The Sh'daar clients are often ahead of humanity's military and propulsion technology. But at the speeds they travel, tactics have a role as well. Unfortunately, the Admirals in charge of the fleet run things by the book. On top of using limited tactics, the heads of the Confederation also have another plan. While the most of the USNA fleet is off fighting the Slan, the head of the Confederation Government plans to take USNA territory and resources. Humanity is facing a superior foe without a united front.
There are several points of view for human characters as well as the aliens. The interactions and first contact protocols are some of the most interesting sections of the story. Contact breeds familiarity and a risky ploy may be the only hope for humanity.

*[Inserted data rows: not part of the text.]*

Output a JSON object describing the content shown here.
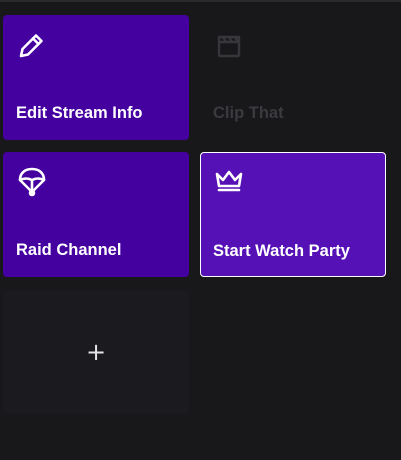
{
  "quick_actions": {
    "tiles": [
      {
        "label": "Edit Stream Info",
        "icon": "pencil-icon",
        "enabled": true
      },
      {
        "label": "Clip That",
        "icon": "clapperboard-icon",
        "enabled": false
      },
      {
        "label": "Raid Channel",
        "icon": "parachute-icon",
        "enabled": true
      },
      {
        "label": "Start Watch Party",
        "icon": "crown-icon",
        "enabled": true,
        "focused": true
      }
    ],
    "add_label": "+"
  },
  "colors": {
    "background": "#18181b",
    "tile_purple": "#4500a0",
    "tile_purple_focused": "#5511b5",
    "disabled_text": "#3a3a3f",
    "focus_border": "#ffffff"
  }
}
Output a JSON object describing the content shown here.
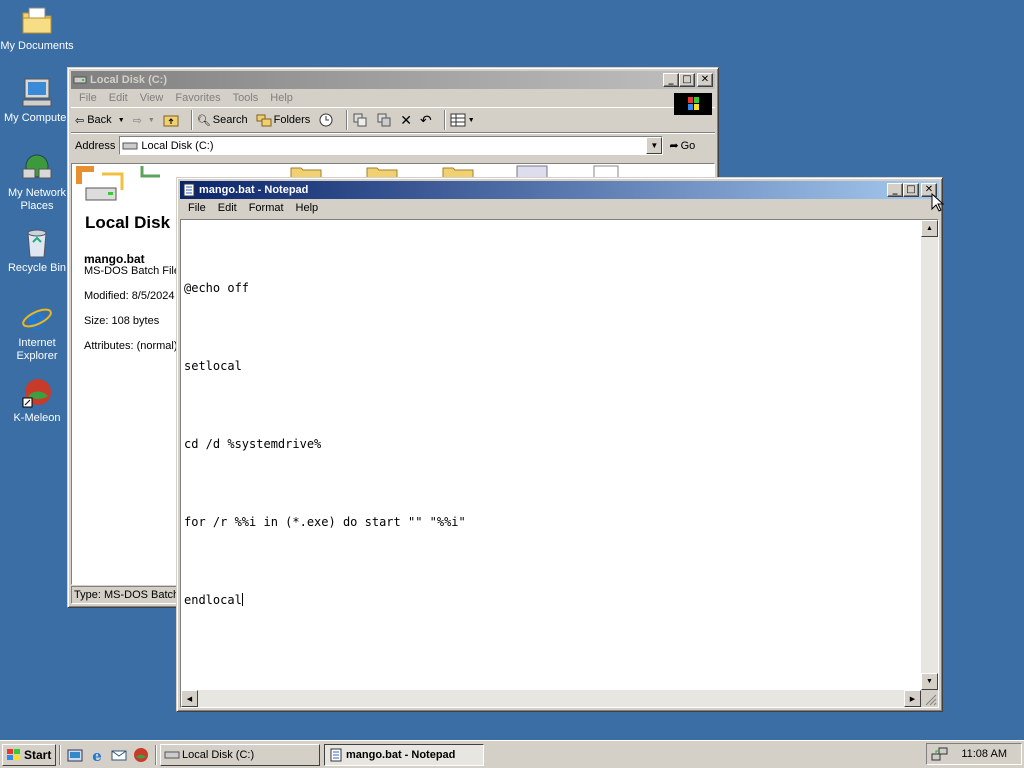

I was not expecting another Star Carrier novel. I was skeptical that there was another story to tell. Douglas pulled it off. The introduction of a new player on the galactic scene creates the room needed for continuing adventures. I expect that future novels will continue to expand humanities reach and bring it together as they face new enemies and search for new friends.
I also find interesting the exploration of AI issues. There is potential for humanity to make itself more than it is now, and trying to figure out to what rights a self-aware program is entitled. There are also some very interesting thoughts on how to mesh a huge number of disparate races with very little common references. This is one of the great issues that man may face once it reaches the stars.
Ian Douglas is one of the masters of military science fiction. He has written several space marine series each with a slightly different take. One thing remains constant, when the going gets rough, send in the marines. In truth, this series focuses a little more on space naval action. Some non-American fans may have a little difficulty with the American focus, and I expect some will call it Ameriwank.
Fans of Steven Kent, Jack Campbell, David Sherman, and Graham Sharp Paul should find plenty here to enjoy. Military science fiction has a story pattern, but there are a lot of different ways to get to the end.